# What is needed:
Retype every entry below without any change.

# Entries supplied:

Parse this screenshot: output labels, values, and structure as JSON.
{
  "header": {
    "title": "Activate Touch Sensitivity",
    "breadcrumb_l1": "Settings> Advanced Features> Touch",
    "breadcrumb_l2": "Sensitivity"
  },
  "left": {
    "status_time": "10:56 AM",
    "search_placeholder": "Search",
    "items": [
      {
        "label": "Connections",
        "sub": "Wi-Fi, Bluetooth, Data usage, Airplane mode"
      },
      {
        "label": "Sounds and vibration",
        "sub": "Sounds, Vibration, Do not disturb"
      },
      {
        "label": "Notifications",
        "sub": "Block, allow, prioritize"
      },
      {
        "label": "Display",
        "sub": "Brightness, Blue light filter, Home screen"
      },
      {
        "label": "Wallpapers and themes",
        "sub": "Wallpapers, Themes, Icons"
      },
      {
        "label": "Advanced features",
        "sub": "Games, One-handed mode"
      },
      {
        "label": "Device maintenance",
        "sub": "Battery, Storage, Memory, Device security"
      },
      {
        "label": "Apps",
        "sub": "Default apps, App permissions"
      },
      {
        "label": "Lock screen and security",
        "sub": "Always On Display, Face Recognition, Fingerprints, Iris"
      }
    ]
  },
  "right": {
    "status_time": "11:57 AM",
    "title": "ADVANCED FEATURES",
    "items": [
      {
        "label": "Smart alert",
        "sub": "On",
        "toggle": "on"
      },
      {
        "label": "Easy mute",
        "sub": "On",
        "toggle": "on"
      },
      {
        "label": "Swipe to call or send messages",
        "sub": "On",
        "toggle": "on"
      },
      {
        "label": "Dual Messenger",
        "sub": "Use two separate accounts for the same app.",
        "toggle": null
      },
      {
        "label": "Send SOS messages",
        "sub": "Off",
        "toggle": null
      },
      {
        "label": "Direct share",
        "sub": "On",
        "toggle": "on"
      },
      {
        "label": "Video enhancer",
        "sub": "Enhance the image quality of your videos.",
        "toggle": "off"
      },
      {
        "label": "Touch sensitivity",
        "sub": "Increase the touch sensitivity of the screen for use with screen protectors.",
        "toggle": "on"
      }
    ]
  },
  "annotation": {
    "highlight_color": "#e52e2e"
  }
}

# The completed task:
Parse this screenshot: output labels, values, and structure as JSON.
{
  "header": {
    "title": "Activate Touch Sensitivity",
    "breadcrumb_l1": "Settings> Advanced Features> Touch",
    "breadcrumb_l2": "Sensitivity"
  },
  "left": {
    "status_time": "10:56 AM",
    "search_placeholder": "Search",
    "items": [
      {
        "label": "Connections",
        "sub": "Wi-Fi, Bluetooth, Data usage, Airplane mode"
      },
      {
        "label": "Sounds and vibration",
        "sub": "Sounds, Vibration, Do not disturb"
      },
      {
        "label": "Notifications",
        "sub": "Block, allow, prioritize"
      },
      {
        "label": "Display",
        "sub": "Brightness, Blue light filter, Home screen"
      },
      {
        "label": "Wallpapers and themes",
        "sub": "Wallpapers, Themes, Icons"
      },
      {
        "label": "Advanced features",
        "sub": "Games, One-handed mode"
      },
      {
        "label": "Device maintenance",
        "sub": "Battery, Storage, Memory, Device security"
      },
      {
        "label": "Apps",
        "sub": "Default apps, App permissions"
      },
      {
        "label": "Lock screen and security",
        "sub": "Always On Display, Face Recognition, Fingerprints, Iris"
      }
    ]
  },
  "right": {
    "status_time": "11:57 AM",
    "title": "ADVANCED FEATURES",
    "items": [
      {
        "label": "Smart alert",
        "sub": "On",
        "toggle": "on"
      },
      {
        "label": "Easy mute",
        "sub": "On",
        "toggle": "on"
      },
      {
        "label": "Swipe to call or send messages",
        "sub": "On",
        "toggle": "on"
      },
      {
        "label": "Dual Messenger",
        "sub": "Use two separate accounts for the same app.",
        "toggle": null
      },
      {
        "label": "Send SOS messages",
        "sub": "Off",
        "toggle": null
      },
      {
        "label": "Direct share",
        "sub": "On",
        "toggle": "on"
      },
      {
        "label": "Video enhancer",
        "sub": "Enhance the image quality of your videos.",
        "toggle": "off"
      },
      {
        "label": "Touch sensitivity",
        "sub": "Increase the touch sensitivity of the screen for use with screen protectors.",
        "toggle": "on"
      }
    ]
  },
  "annotation": {
    "highlight_color": "#e52e2e"
  }
}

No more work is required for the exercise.